DIRECTIONS:
All of the entries below need repeating exactly, apart from their images.

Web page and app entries

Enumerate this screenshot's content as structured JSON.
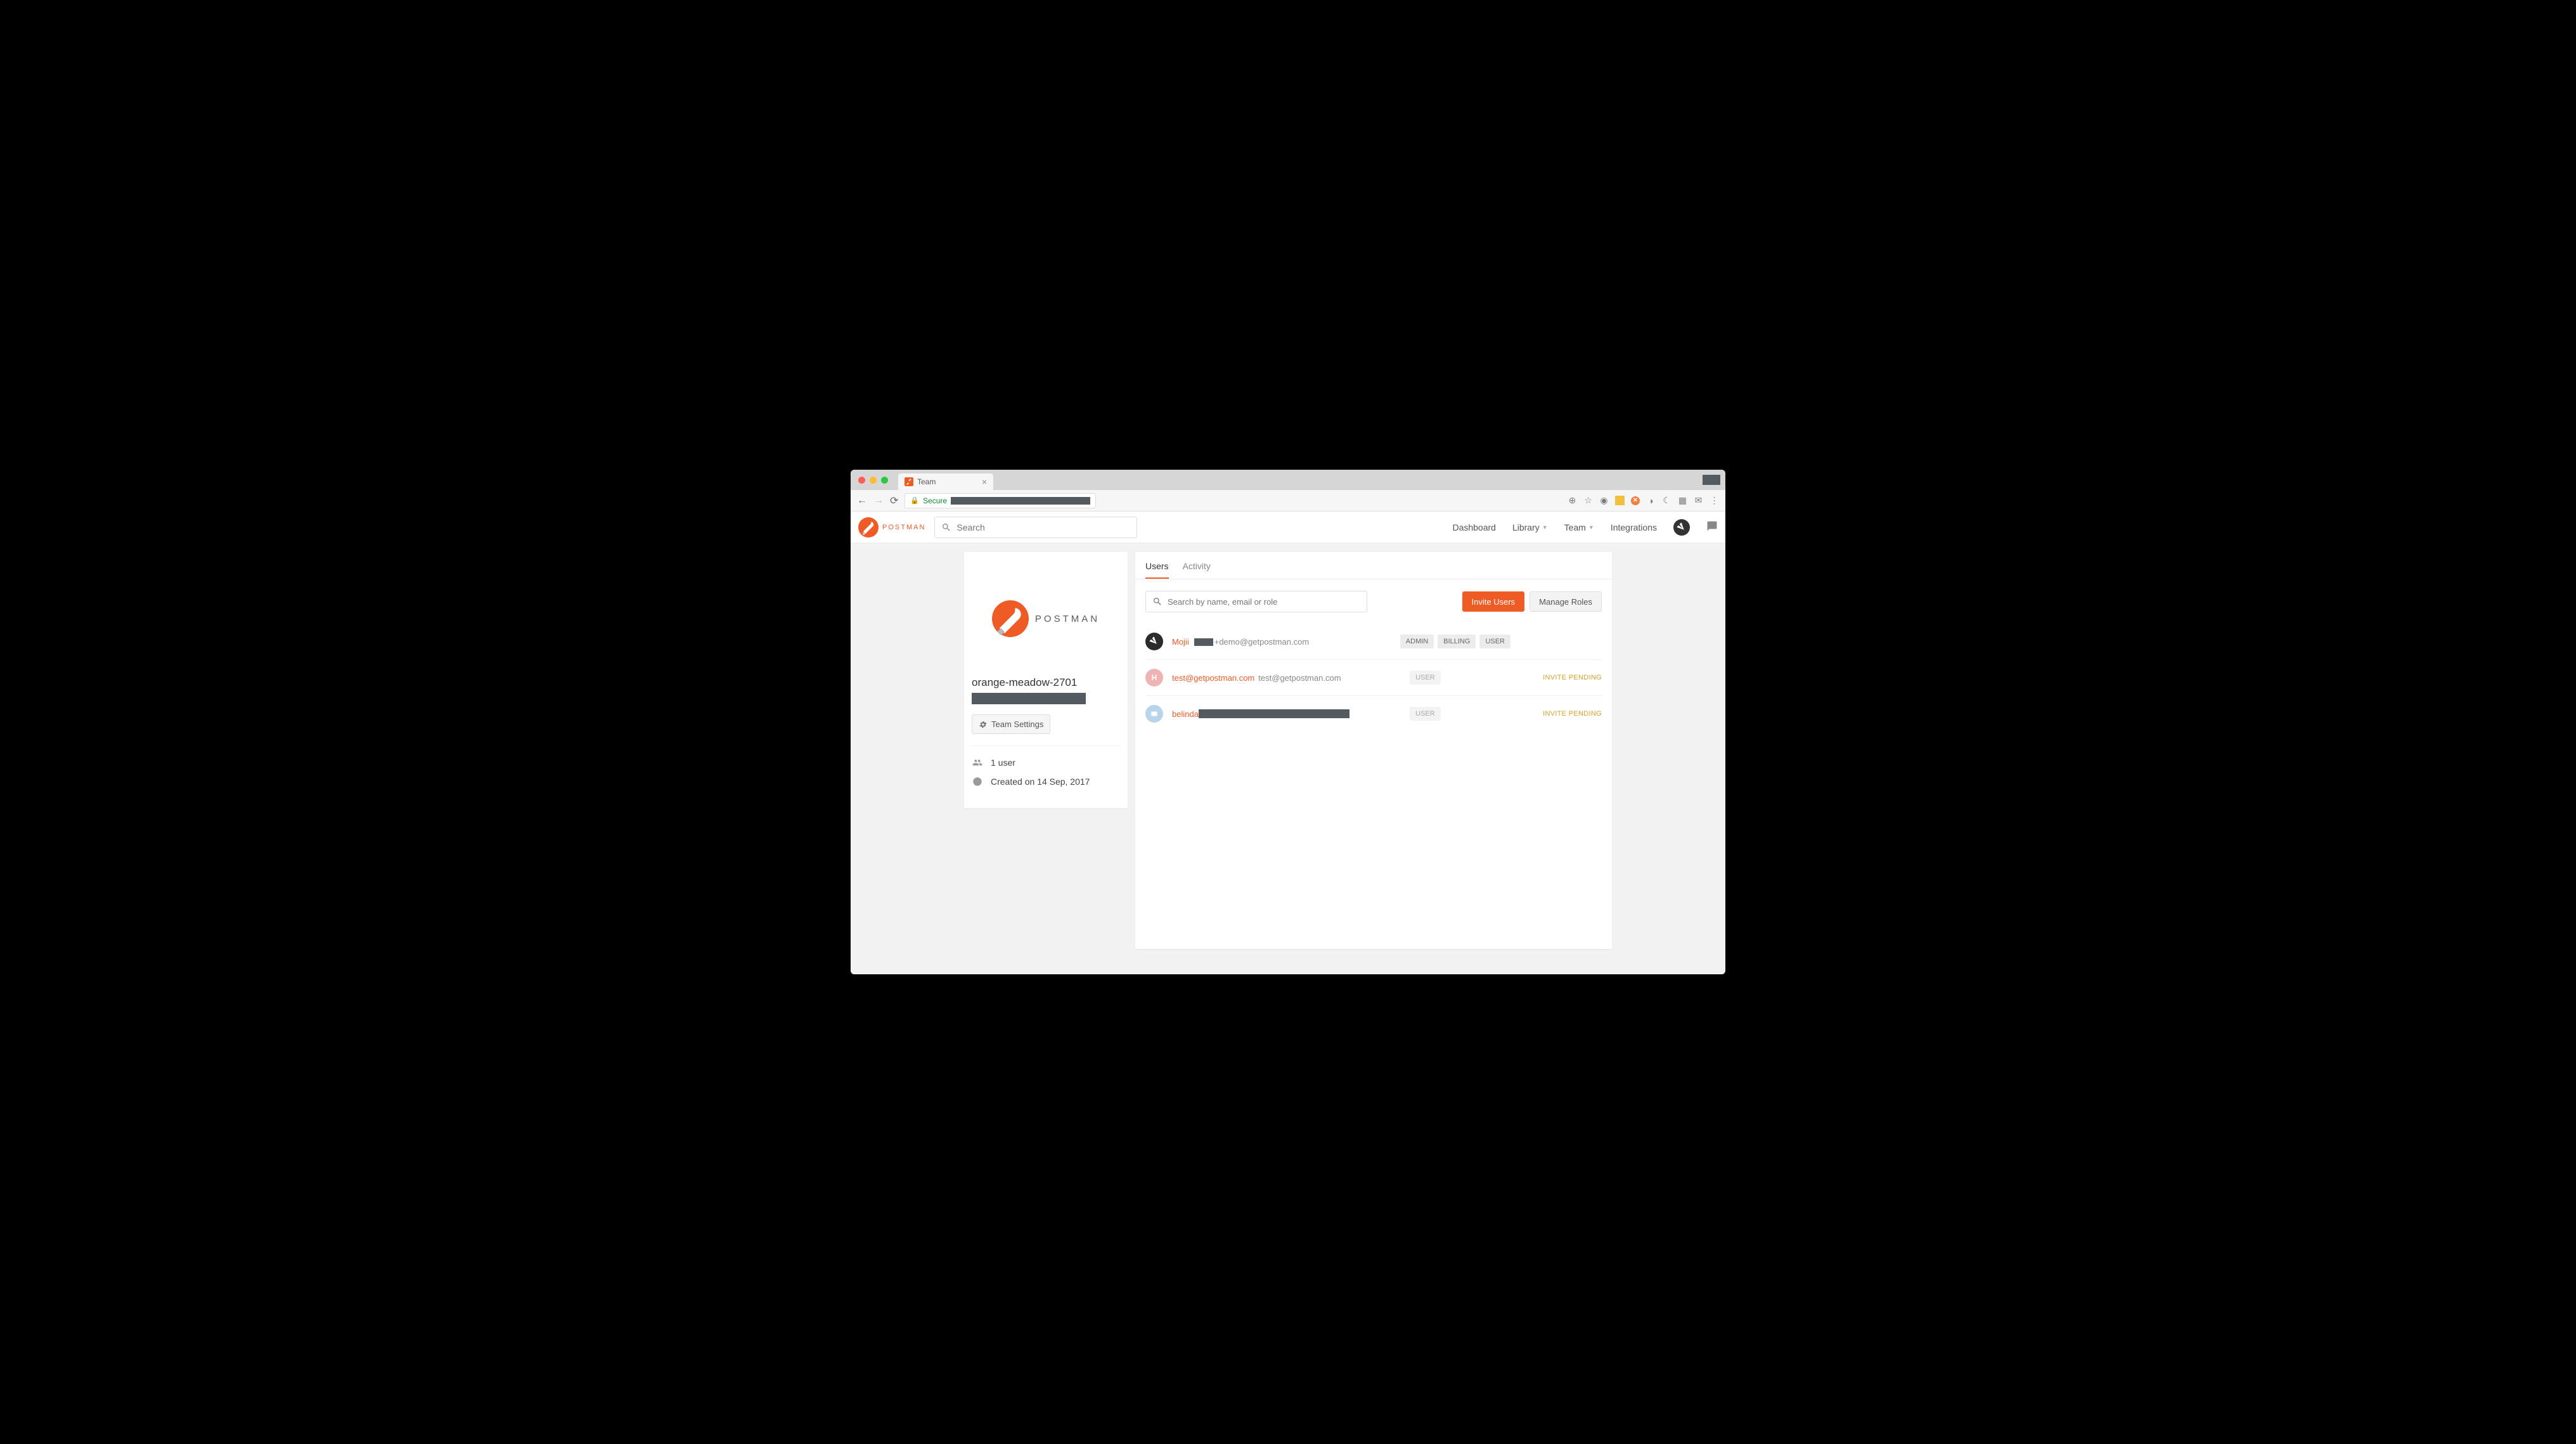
{
  "browser": {
    "tab_title": "Team",
    "secure_label": "Secure"
  },
  "header": {
    "brand": "POSTMAN",
    "search_placeholder": "Search",
    "nav": {
      "dashboard": "Dashboard",
      "library": "Library",
      "team": "Team",
      "integrations": "Integrations"
    }
  },
  "sidebar": {
    "brand": "POSTMAN",
    "team_name": "orange-meadow-2701",
    "settings_label": "Team Settings",
    "user_count": "1 user",
    "created_label": "Created on 14 Sep, 2017"
  },
  "tabs": {
    "users": "Users",
    "activity": "Activity"
  },
  "users_toolbar": {
    "search_placeholder": "Search by name, email or role",
    "invite_label": "Invite Users",
    "manage_label": "Manage Roles"
  },
  "users": [
    {
      "name": "Mojii",
      "email_suffix": "+demo@getpostman.com",
      "roles": [
        "ADMIN",
        "BILLING",
        "USER"
      ],
      "pending": false
    },
    {
      "name": "test@getpostman.com",
      "email": "test@getpostman.com",
      "roles": [
        "USER"
      ],
      "pending": true
    },
    {
      "name": "belinda",
      "roles": [
        "USER"
      ],
      "pending": true
    }
  ],
  "labels": {
    "invite_pending": "INVITE PENDING"
  }
}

ANSWER SPACE:
Enumerate this screenshot's content as structured JSON.
{
  "browser": {
    "tab_title": "Team",
    "secure_label": "Secure"
  },
  "header": {
    "brand": "POSTMAN",
    "search_placeholder": "Search",
    "nav": {
      "dashboard": "Dashboard",
      "library": "Library",
      "team": "Team",
      "integrations": "Integrations"
    }
  },
  "sidebar": {
    "brand": "POSTMAN",
    "team_name": "orange-meadow-2701",
    "settings_label": "Team Settings",
    "user_count": "1 user",
    "created_label": "Created on 14 Sep, 2017"
  },
  "tabs": {
    "users": "Users",
    "activity": "Activity"
  },
  "users_toolbar": {
    "search_placeholder": "Search by name, email or role",
    "invite_label": "Invite Users",
    "manage_label": "Manage Roles"
  },
  "users": [
    {
      "name": "Mojii",
      "email_suffix": "+demo@getpostman.com",
      "roles": [
        "ADMIN",
        "BILLING",
        "USER"
      ],
      "pending": false
    },
    {
      "name": "test@getpostman.com",
      "email": "test@getpostman.com",
      "roles": [
        "USER"
      ],
      "pending": true
    },
    {
      "name": "belinda",
      "roles": [
        "USER"
      ],
      "pending": true
    }
  ],
  "labels": {
    "invite_pending": "INVITE PENDING"
  }
}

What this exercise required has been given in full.